Two days ago, I received an email to consider applying to be part of Leadership Columbia, a local organization that seeks to help community leaders sharpen their leadership skills in order to better serve the residents of our own Howard County. At the moment, I know of one parishioner who is part of this year’s cohort, and from what I've read, they have found it to be very useful.
The email also invited me to an information session, which I attended. It was very informative. I got the chance to meet some of the leaders who've also been invited to consider applying; I met an Episcopalian, which was good. As part of this information session, we toured a new restaurant that sprung up a few months ago where Clyde’s once stood. Those who have been long-term residents of Columbia would likely remember Clyde’s, considered to be a decent restaurant with great food.
The restaurant has a unique name - The 3rd.. We were informed that the name was carefully chosen for the purpose of offering space as the Third place within Columbia. This particular place was designed to be a welcoming environment for anyone who wanted to gather with others, collaborate, unwind, fellowship, and/or share a meal or drink with others.
What actually generated some curiosity for me was what she said about the fact that we all have three places: home, work, and a third. And they wanted to offer their space as a third place option for the community.
When I returned to the office, I quickly went online and typed in "third place," and learned that it was coined by a sociologist, Ray Oldenburg, in 1980. According to him, we all have the First place, which is our home. The Second place is a place of work. And the Third place is one that's outside of home or work where individuals like you and me can gather. It could be anywhere, but the 3rd place is where you relax in public, get to meet people - some familiar to us - and make new friends.
As I read about the Third place, I wondered if Jesus had a Third place. Indeed, he didn’t have a home he could call his own, nor did he have a career that required him to be at a particular place for a certain number of hours in a day - a place where he could clock in and out. He was all over the place, an itinerant preacher similar to a present-day plumber or electrical contractor who doesn’t work on only one house in one area, but on several houses in multiple areas.
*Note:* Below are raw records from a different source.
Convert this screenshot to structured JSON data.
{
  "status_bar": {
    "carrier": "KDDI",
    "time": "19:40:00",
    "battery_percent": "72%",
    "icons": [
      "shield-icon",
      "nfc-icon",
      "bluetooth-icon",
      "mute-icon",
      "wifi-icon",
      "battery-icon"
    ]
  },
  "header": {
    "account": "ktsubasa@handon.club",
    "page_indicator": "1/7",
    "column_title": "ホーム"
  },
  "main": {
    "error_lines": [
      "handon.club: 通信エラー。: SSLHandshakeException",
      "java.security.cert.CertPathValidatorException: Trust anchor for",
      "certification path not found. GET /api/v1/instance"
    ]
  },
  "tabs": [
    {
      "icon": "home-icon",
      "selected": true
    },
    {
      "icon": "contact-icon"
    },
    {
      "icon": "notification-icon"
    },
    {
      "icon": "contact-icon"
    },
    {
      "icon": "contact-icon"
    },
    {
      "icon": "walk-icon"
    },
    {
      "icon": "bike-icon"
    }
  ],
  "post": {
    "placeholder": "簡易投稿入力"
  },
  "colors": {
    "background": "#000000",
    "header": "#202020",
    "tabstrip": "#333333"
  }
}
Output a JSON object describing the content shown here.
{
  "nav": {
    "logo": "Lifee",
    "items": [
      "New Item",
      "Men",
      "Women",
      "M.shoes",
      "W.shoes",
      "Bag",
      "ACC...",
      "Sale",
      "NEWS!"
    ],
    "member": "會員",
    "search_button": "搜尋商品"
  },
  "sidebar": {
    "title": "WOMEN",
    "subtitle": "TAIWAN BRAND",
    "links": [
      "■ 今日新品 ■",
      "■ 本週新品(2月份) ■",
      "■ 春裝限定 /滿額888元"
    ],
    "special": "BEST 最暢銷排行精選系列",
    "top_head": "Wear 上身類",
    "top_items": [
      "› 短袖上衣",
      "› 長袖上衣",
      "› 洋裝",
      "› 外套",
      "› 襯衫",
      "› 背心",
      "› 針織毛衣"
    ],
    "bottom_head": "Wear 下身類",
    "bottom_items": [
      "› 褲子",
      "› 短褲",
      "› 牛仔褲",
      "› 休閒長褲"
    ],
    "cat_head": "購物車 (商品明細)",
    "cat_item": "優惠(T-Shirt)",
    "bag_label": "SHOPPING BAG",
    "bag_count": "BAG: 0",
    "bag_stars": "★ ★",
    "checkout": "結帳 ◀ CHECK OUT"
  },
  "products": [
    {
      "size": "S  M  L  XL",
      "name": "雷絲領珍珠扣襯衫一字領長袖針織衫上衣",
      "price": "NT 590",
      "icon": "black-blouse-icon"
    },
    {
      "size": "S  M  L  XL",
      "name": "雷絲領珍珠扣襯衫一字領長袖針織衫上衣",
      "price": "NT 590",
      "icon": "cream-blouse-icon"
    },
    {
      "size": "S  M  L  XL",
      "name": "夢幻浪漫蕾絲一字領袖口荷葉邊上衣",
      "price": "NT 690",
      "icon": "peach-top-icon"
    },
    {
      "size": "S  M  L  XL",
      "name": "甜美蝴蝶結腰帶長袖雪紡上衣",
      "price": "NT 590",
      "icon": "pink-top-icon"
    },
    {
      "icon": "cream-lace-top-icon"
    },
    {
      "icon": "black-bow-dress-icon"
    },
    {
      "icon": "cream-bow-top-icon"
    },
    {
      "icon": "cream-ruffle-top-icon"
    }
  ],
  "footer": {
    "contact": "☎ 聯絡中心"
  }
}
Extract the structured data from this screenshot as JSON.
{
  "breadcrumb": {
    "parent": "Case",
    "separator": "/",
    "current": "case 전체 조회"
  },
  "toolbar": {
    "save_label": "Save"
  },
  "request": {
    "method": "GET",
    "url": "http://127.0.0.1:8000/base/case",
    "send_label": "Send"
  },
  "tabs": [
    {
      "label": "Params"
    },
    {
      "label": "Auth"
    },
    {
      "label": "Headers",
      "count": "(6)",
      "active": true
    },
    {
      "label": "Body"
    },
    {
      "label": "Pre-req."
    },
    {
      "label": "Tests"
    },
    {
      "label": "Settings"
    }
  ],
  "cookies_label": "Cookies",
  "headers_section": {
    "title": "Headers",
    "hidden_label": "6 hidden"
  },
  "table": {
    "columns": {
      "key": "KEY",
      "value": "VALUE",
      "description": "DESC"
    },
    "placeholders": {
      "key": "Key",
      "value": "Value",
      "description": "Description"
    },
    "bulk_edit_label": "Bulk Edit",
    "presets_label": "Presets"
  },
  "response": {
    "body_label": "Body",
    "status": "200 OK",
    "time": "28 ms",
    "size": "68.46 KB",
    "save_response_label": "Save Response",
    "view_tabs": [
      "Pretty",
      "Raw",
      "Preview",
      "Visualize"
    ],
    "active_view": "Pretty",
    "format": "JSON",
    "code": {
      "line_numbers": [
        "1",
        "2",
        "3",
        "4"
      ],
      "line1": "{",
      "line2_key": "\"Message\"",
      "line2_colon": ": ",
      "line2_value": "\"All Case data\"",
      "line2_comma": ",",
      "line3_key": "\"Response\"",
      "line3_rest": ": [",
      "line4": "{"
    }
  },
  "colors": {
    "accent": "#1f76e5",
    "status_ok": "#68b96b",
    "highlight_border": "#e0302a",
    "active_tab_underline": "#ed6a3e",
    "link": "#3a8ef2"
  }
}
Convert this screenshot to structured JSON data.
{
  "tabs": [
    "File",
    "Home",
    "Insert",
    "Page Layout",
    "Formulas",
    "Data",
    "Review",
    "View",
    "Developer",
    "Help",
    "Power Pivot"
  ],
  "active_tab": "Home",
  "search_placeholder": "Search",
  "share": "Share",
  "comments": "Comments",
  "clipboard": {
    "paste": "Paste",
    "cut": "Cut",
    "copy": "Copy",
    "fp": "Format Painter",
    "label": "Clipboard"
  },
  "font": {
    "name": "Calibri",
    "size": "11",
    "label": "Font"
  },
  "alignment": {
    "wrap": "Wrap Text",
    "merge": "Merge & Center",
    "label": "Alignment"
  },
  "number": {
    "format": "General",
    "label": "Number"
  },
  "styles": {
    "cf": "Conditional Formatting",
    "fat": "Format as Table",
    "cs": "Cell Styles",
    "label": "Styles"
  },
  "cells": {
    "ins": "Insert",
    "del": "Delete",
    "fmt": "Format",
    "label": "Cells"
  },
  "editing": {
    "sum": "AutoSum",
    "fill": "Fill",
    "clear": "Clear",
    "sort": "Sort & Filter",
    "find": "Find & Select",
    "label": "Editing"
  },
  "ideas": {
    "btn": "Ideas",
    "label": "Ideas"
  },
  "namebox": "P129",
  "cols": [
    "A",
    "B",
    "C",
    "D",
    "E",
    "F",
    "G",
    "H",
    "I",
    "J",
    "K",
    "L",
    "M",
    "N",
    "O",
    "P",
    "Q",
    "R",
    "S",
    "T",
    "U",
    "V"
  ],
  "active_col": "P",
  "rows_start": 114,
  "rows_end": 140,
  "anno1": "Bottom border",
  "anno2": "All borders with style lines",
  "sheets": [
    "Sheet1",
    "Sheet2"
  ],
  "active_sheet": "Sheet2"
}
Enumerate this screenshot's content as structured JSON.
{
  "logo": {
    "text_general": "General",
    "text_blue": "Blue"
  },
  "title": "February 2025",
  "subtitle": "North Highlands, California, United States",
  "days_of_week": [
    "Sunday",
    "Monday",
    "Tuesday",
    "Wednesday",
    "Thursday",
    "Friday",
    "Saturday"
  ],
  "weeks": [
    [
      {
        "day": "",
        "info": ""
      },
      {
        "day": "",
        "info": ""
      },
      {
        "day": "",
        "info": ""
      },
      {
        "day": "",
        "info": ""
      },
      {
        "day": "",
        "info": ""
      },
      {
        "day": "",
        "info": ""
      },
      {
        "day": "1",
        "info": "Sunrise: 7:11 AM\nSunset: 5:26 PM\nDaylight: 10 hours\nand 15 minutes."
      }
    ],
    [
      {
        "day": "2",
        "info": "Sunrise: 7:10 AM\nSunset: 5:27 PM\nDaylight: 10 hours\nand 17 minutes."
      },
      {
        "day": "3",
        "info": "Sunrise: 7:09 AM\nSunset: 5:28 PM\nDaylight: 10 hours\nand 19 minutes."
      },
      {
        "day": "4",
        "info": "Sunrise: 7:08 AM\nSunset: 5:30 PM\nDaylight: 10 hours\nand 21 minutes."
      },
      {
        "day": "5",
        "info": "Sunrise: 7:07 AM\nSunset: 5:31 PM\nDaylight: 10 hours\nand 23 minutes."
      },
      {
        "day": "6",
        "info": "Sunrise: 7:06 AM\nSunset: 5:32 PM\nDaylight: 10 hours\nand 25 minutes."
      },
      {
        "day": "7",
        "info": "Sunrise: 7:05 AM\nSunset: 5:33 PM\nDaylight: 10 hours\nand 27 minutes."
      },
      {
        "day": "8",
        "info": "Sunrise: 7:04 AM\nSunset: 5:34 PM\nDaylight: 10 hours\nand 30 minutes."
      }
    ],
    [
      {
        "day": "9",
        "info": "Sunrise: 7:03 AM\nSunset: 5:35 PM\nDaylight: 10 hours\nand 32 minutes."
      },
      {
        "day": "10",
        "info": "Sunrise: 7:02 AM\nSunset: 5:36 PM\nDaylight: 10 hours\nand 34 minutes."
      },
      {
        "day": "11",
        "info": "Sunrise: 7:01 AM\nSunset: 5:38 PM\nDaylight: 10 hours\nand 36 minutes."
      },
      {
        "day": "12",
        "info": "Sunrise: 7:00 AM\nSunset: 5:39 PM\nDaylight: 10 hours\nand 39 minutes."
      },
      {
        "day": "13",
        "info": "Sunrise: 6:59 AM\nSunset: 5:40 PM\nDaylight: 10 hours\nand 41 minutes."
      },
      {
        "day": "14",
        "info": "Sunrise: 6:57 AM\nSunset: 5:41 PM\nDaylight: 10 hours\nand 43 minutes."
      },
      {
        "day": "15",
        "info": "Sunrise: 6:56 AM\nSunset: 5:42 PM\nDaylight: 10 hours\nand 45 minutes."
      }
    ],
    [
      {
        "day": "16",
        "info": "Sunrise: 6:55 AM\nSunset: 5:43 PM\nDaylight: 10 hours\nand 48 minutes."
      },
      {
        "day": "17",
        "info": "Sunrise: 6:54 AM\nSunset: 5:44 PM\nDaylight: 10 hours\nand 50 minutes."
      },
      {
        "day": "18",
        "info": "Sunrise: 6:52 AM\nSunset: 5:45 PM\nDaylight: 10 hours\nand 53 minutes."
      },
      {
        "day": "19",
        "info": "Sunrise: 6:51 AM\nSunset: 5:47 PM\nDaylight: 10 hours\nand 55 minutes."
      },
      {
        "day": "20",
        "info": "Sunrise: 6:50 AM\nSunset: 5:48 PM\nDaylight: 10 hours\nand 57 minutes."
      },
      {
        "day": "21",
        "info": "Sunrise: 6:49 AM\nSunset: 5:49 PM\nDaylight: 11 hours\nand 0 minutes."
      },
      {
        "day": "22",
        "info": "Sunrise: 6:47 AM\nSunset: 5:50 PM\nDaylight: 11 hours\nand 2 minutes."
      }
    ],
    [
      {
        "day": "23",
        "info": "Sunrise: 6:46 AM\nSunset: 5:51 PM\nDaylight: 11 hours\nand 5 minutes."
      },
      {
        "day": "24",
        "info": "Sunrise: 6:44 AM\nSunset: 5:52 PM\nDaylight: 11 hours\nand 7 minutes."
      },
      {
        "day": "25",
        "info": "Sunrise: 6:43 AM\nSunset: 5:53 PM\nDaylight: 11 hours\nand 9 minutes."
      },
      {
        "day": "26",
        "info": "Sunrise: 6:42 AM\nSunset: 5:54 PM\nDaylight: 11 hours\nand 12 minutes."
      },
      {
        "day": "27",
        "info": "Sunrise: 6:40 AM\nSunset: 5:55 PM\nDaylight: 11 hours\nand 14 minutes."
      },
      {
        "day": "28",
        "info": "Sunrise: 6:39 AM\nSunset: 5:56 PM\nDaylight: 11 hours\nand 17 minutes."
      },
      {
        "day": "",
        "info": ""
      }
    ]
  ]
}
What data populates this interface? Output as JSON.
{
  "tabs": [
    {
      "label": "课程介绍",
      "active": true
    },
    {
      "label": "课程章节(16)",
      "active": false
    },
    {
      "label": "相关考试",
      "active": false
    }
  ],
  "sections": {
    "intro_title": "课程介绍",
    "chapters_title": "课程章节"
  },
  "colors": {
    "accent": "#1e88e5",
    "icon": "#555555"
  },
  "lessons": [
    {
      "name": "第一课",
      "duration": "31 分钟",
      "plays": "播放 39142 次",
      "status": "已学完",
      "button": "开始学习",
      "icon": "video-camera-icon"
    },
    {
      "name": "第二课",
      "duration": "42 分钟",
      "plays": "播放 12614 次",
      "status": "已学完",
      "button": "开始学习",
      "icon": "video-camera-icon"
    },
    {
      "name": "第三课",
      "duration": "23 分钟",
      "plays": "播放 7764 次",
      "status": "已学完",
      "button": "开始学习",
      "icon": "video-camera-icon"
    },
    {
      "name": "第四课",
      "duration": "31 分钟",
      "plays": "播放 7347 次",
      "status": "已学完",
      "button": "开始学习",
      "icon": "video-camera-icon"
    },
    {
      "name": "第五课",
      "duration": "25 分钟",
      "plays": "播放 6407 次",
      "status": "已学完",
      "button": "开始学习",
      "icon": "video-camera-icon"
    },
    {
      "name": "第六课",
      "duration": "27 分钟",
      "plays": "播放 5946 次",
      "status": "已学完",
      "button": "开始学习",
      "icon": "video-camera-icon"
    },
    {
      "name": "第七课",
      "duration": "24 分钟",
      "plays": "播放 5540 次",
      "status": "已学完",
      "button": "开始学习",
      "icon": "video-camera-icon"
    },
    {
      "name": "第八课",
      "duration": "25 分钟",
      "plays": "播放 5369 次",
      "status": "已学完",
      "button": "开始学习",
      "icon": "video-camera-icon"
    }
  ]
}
In spite of the fact that Jesus didn’t have a first place or a second place, as Oldenburg defines them, the gospels reveal to us that Jesus often withdrew from the crowd and his disciples and spent some time by himself - and that, to me, was his Third place moment. It was a place of rejuvenation and renewal, a place where he could anchor himself ever deeper in his challenging ministry and life.
As we live into the glories of this Easter season - where we celebrate life, its newness, and its constant renewal - I wonder if you also have a Third place. I wonder if you have a place for renewal and rejuvenation, one where you can anchor yourself, deepen existing relationships, and make new ones. I wonder if you have a place where you feel welcomed and accepted for who you are. I wonder if you have a place where you can laugh with others. I wonder if you have a place where you can feel, touch, and be renewed by life.
We all need Third places, and the good news is that it can be anywhere - any place that we find welcoming, accessible, enriching, nurturing, accommodating, uplifting, playful, non-judgmental, full of humor and life. A place where each is affirmed, where we can find true fellowship and be anchored in generosity, compassion, and kindness.
Recognizing, therefore, that the Third place can be anywhere, it is my fervent prayer that you will continue to find and make Christ Church a thriving Third place for yourself and others.